Three months ago, I posted an article explaining what to expect during the flyby. This is a revised version of the same post, with some errors corrected, the expected sizes of Nix and Hydra updated, and times of press briefings added.
The team reported two weeks ago that the first attempts at observing 2014 MU69 were unsuccessful. But in their third try, on July 17, astronomers in Argentina saw the telltale sign of MU69's presence: a stellar wink.
What's ahead for our intrepid space explorers in 2017? It'll be the end of Cassini, but not before the mission performs great science close to the rings. OSIRIS-REx will fly by Earth, and Chang'e 5 will launch to the Moon, as a host of other spacecraft continue their ongoing missions.
Cassini is going to make a major change to its orbit, getting much close to Saturn, setting up 20 "F-ring" orbits. ExoMars will get two science orbits before beginning aerobraking. Long March 5 will have its first launch, while many Earth-observing missions, including Himawari-9 and GOES-R, will go up. But Juno science is on hold.
New Horizons—what will be NASA’s greatest success of 2015—was cancelled multiple times in its early life, and many times before that in its previous incarnations. A mission to Pluto was not inevitable, despite the overwhelming scientific and public excitement.
As Director of Space Policy, Casey leads the strategic planning and implementation of the Society's policy- and advocacy-related efforts. He works closely with the Society's leadership, the Board of Directors, and other policy experts to craft the organizational positions and generate ideas about the future of space exploration.
This map contains data from New Horizons' color imager, Ralph MVIC, in a version processed about a year after the Pluto flyby. The color map shows strong variations in Pluto's color with latitude, from its orangish north to its pinkish midlatitudes to its very dark equatorial band, with Sputnik planitia sitting athwart the band.

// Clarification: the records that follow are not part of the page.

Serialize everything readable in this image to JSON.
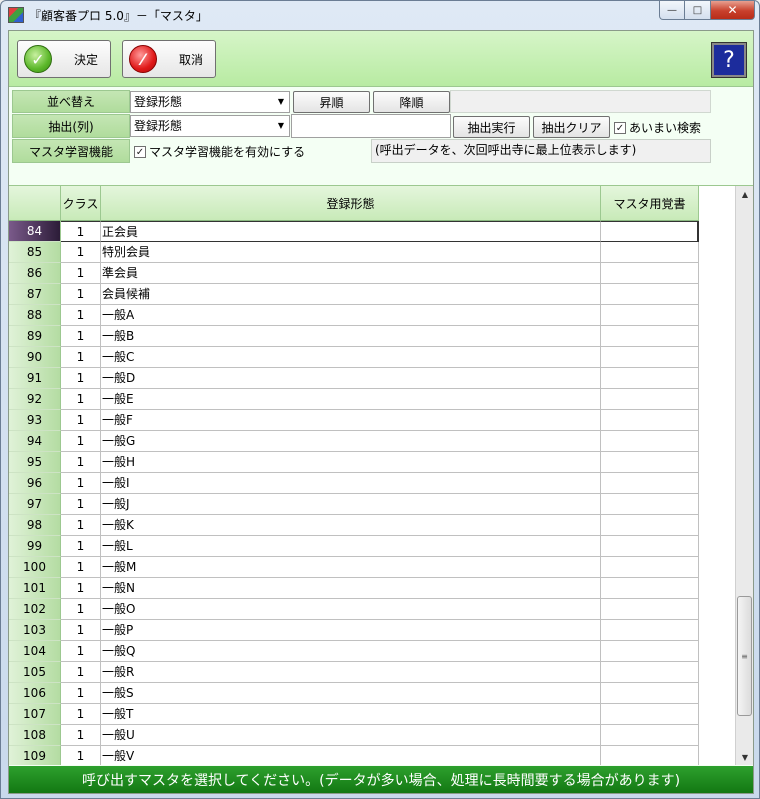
{
  "window": {
    "title": "『顧客番プロ 5.0』－「マスタ」"
  },
  "toolbar": {
    "ok_label": "決定",
    "cancel_label": "取消",
    "help_label": "?"
  },
  "controls": {
    "sort_label": "並べ替え",
    "sort_value": "登録形態",
    "asc_label": "昇順",
    "desc_label": "降順",
    "filter_label": "抽出(列)",
    "filter_value": "登録形態",
    "filter_text": "",
    "run_filter_label": "抽出実行",
    "clear_filter_label": "抽出クリア",
    "fuzzy_label": "あいまい検索",
    "fuzzy_checked": true,
    "learning_label": "マスタ学習機能",
    "learning_check_label": "マスタ学習機能を有効にする",
    "learning_checked": true,
    "learning_note": "(呼出データを、次回呼出寺に最上位表示します)"
  },
  "grid": {
    "headers": [
      "",
      "クラス",
      "登録形態",
      "マスタ用覚書"
    ],
    "selected_row": 0,
    "rows": [
      {
        "no": "84",
        "cls": "1",
        "name": "正会員",
        "memo": ""
      },
      {
        "no": "85",
        "cls": "1",
        "name": "特別会員",
        "memo": ""
      },
      {
        "no": "86",
        "cls": "1",
        "name": "準会員",
        "memo": ""
      },
      {
        "no": "87",
        "cls": "1",
        "name": "会員候補",
        "memo": ""
      },
      {
        "no": "88",
        "cls": "1",
        "name": "一般A",
        "memo": ""
      },
      {
        "no": "89",
        "cls": "1",
        "name": "一般B",
        "memo": ""
      },
      {
        "no": "90",
        "cls": "1",
        "name": "一般C",
        "memo": ""
      },
      {
        "no": "91",
        "cls": "1",
        "name": "一般D",
        "memo": ""
      },
      {
        "no": "92",
        "cls": "1",
        "name": "一般E",
        "memo": ""
      },
      {
        "no": "93",
        "cls": "1",
        "name": "一般F",
        "memo": ""
      },
      {
        "no": "94",
        "cls": "1",
        "name": "一般G",
        "memo": ""
      },
      {
        "no": "95",
        "cls": "1",
        "name": "一般H",
        "memo": ""
      },
      {
        "no": "96",
        "cls": "1",
        "name": "一般I",
        "memo": ""
      },
      {
        "no": "97",
        "cls": "1",
        "name": "一般J",
        "memo": ""
      },
      {
        "no": "98",
        "cls": "1",
        "name": "一般K",
        "memo": ""
      },
      {
        "no": "99",
        "cls": "1",
        "name": "一般L",
        "memo": ""
      },
      {
        "no": "100",
        "cls": "1",
        "name": "一般M",
        "memo": ""
      },
      {
        "no": "101",
        "cls": "1",
        "name": "一般N",
        "memo": ""
      },
      {
        "no": "102",
        "cls": "1",
        "name": "一般O",
        "memo": ""
      },
      {
        "no": "103",
        "cls": "1",
        "name": "一般P",
        "memo": ""
      },
      {
        "no": "104",
        "cls": "1",
        "name": "一般Q",
        "memo": ""
      },
      {
        "no": "105",
        "cls": "1",
        "name": "一般R",
        "memo": ""
      },
      {
        "no": "106",
        "cls": "1",
        "name": "一般S",
        "memo": ""
      },
      {
        "no": "107",
        "cls": "1",
        "name": "一般T",
        "memo": ""
      },
      {
        "no": "108",
        "cls": "1",
        "name": "一般U",
        "memo": ""
      },
      {
        "no": "109",
        "cls": "1",
        "name": "一般V",
        "memo": ""
      }
    ]
  },
  "status": {
    "message": "呼び出すマスタを選択してください。(データが多い場合、処理に長時間要する場合があります)"
  }
}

New Horizons captured this sequence of images with its LORRI camera during the first week after its flyby of the Pluto system. This animation has been aligned on stars faintly visible in the background. Pluto's path appears to curve against the background stars because of the gravitational influence of Charon; the two similar-sized worlds mutually orbit a point well outside of Pluto, rotating around the system barycenter once in seven days. Charon is not visible in the animation initially because it is out of frame, and later because its thin crescent is too faint.

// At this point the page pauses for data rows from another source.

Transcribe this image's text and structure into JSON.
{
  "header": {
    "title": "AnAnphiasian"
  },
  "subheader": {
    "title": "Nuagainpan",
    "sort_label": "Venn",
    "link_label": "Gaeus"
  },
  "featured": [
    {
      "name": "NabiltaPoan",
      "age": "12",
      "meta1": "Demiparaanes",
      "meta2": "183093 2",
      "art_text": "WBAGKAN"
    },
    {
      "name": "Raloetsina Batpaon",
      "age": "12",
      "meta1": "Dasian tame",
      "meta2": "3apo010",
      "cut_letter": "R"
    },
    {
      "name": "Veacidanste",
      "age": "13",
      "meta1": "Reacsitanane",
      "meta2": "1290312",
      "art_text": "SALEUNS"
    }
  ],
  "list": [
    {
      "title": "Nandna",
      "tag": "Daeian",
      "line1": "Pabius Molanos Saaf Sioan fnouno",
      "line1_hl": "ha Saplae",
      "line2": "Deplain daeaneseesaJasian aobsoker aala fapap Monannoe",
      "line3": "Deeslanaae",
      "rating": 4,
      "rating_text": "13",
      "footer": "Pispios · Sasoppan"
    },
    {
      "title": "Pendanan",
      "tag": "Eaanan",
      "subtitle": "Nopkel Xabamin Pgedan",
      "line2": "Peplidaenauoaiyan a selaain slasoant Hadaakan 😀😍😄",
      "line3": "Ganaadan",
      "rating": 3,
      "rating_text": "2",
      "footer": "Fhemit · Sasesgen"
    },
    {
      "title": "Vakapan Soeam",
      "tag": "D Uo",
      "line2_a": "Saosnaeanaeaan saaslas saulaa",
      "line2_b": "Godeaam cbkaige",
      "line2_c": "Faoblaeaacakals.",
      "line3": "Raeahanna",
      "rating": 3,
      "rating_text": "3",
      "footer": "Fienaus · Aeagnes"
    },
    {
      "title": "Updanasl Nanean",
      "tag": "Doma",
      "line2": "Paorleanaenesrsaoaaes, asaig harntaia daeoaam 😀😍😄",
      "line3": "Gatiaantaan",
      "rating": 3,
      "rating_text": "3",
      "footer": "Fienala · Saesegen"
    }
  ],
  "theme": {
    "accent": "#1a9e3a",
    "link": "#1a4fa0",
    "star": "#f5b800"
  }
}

New Horizons took this stunning image of Pluto only a few minutes after closest approach on July 14, 2015. The image was obtained at a high phase angle -- that is, with the sun on the other side of Pluto, as viewed by New Horizons. Seen here, sunlight filters through and illuminates Pluto's complex atmospheric haze layers. The southern portions of the nitrogen ice plains informally named Sputnik Planum, as well as mountains of the informally named Norgay Montes, can also be seen across Pluto's crescent at the top of the image. Looking back at Pluto with images like this gives New Horizons scientists information about Pluto's hazes and surface properties that they can't get from images taken on approach. The image was obtained by Ralph MVIC approximately 21,550 kilometers from Pluto, about 19 minutes after New Horizons' closest approach. The image has a resolution of 430 meters per pixel. Pluto's diameter is 2,374 kilometers.
Every spacecraft that has visited Jupiter has traced a different path past or around the giant planet. Here's 43 years of Jupiter drive-bys, compressed to a couple of minutes. Learn more here. (Story by Chris Crockett; animation by Sean Kelley; production by Helen Thompson.)